> [TASK DESCRIPTION]
Please copy exactly the line that contains "Enumerate this screenshot's" and every line after it through the end of the records, leaving the pictures out.

> [INPUT]
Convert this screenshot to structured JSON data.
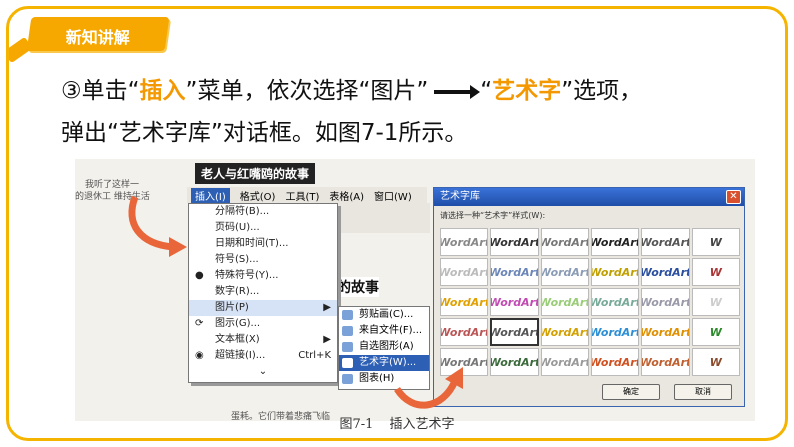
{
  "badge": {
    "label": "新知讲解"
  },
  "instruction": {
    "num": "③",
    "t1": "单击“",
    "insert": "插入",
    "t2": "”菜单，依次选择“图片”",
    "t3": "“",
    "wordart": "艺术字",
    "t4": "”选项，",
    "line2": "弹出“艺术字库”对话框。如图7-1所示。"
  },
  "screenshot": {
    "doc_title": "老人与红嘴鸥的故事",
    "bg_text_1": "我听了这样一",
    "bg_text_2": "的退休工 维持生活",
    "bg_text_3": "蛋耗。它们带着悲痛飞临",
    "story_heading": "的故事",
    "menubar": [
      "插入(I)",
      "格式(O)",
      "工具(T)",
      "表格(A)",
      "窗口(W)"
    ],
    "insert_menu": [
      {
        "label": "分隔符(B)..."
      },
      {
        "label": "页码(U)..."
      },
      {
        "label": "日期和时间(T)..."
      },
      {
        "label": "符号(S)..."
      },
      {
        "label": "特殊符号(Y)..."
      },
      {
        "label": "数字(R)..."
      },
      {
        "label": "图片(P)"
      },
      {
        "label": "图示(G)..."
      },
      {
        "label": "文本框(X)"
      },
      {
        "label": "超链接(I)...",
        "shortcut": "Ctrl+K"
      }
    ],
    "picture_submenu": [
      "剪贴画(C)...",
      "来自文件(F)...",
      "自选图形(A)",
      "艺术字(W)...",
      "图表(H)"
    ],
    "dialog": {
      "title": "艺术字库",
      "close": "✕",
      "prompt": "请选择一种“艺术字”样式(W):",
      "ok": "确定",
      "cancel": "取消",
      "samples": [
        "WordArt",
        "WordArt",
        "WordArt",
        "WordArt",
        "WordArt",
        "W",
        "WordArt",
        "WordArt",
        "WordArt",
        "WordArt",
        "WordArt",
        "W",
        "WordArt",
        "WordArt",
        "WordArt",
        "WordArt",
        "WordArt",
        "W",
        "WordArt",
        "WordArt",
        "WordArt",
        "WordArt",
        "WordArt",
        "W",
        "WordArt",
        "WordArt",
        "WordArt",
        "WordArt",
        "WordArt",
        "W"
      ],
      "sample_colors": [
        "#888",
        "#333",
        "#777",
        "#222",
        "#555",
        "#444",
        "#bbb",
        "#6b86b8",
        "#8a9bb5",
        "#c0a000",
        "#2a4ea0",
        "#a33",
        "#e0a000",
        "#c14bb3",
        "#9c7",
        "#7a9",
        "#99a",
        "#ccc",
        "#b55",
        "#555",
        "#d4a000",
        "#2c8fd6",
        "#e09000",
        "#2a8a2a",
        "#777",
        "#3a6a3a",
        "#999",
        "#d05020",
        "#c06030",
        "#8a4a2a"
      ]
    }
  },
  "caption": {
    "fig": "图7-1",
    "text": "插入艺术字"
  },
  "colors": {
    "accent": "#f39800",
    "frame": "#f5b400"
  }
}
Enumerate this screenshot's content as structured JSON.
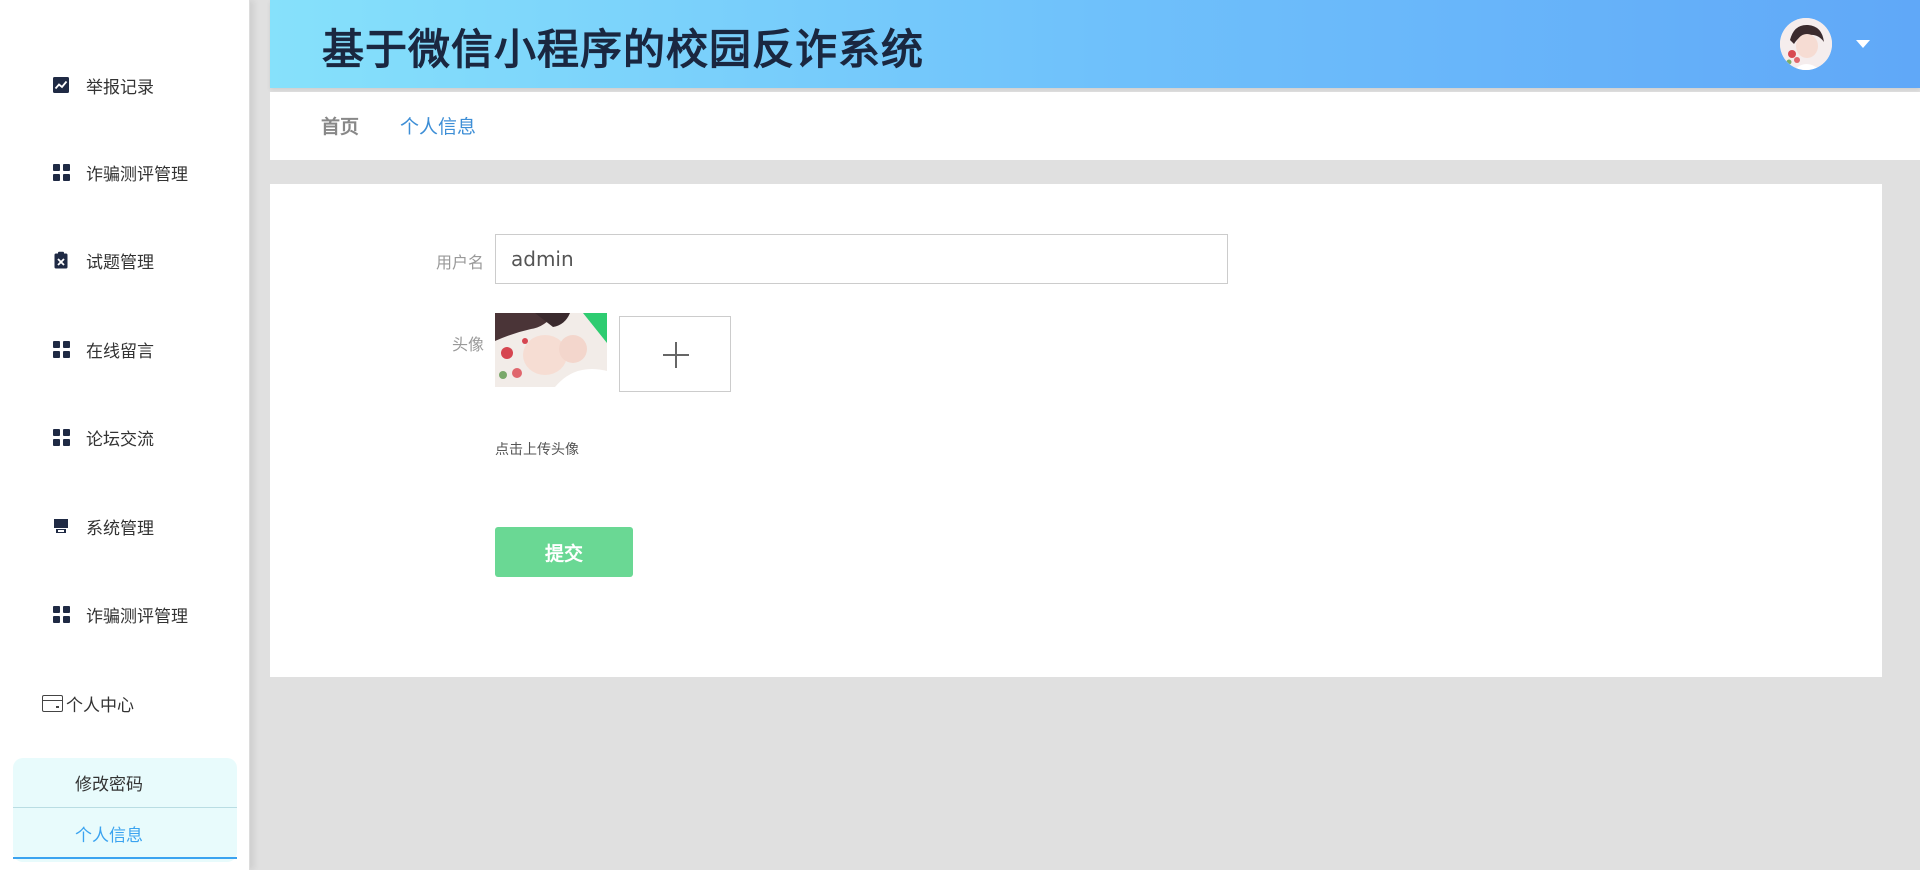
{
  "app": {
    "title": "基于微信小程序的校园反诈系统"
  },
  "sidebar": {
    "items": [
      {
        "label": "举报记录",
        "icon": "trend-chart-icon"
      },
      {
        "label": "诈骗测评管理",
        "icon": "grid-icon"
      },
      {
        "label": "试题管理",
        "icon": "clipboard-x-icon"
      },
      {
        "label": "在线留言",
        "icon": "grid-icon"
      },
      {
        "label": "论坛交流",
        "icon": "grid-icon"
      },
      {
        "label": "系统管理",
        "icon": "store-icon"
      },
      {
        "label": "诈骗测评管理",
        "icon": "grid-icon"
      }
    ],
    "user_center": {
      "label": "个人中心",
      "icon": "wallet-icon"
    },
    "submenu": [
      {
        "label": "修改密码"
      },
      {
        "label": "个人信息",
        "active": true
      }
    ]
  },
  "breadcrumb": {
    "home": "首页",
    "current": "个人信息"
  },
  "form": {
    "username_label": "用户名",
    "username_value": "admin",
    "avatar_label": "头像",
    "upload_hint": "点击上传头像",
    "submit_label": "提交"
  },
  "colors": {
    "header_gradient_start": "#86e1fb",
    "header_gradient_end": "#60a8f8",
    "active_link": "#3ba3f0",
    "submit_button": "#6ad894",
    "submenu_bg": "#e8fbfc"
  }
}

> [WRITTEN RESPONSE]
Enumerate this screenshot's content as structured JSON.
{
  "app": {
    "title": "基于微信小程序的校园反诈系统"
  },
  "sidebar": {
    "items": [
      {
        "label": "举报记录",
        "icon": "trend-chart-icon"
      },
      {
        "label": "诈骗测评管理",
        "icon": "grid-icon"
      },
      {
        "label": "试题管理",
        "icon": "clipboard-x-icon"
      },
      {
        "label": "在线留言",
        "icon": "grid-icon"
      },
      {
        "label": "论坛交流",
        "icon": "grid-icon"
      },
      {
        "label": "系统管理",
        "icon": "store-icon"
      },
      {
        "label": "诈骗测评管理",
        "icon": "grid-icon"
      }
    ],
    "user_center": {
      "label": "个人中心",
      "icon": "wallet-icon"
    },
    "submenu": [
      {
        "label": "修改密码"
      },
      {
        "label": "个人信息",
        "active": true
      }
    ]
  },
  "breadcrumb": {
    "home": "首页",
    "current": "个人信息"
  },
  "form": {
    "username_label": "用户名",
    "username_value": "admin",
    "avatar_label": "头像",
    "upload_hint": "点击上传头像",
    "submit_label": "提交"
  },
  "colors": {
    "header_gradient_start": "#86e1fb",
    "header_gradient_end": "#60a8f8",
    "active_link": "#3ba3f0",
    "submit_button": "#6ad894",
    "submenu_bg": "#e8fbfc"
  }
}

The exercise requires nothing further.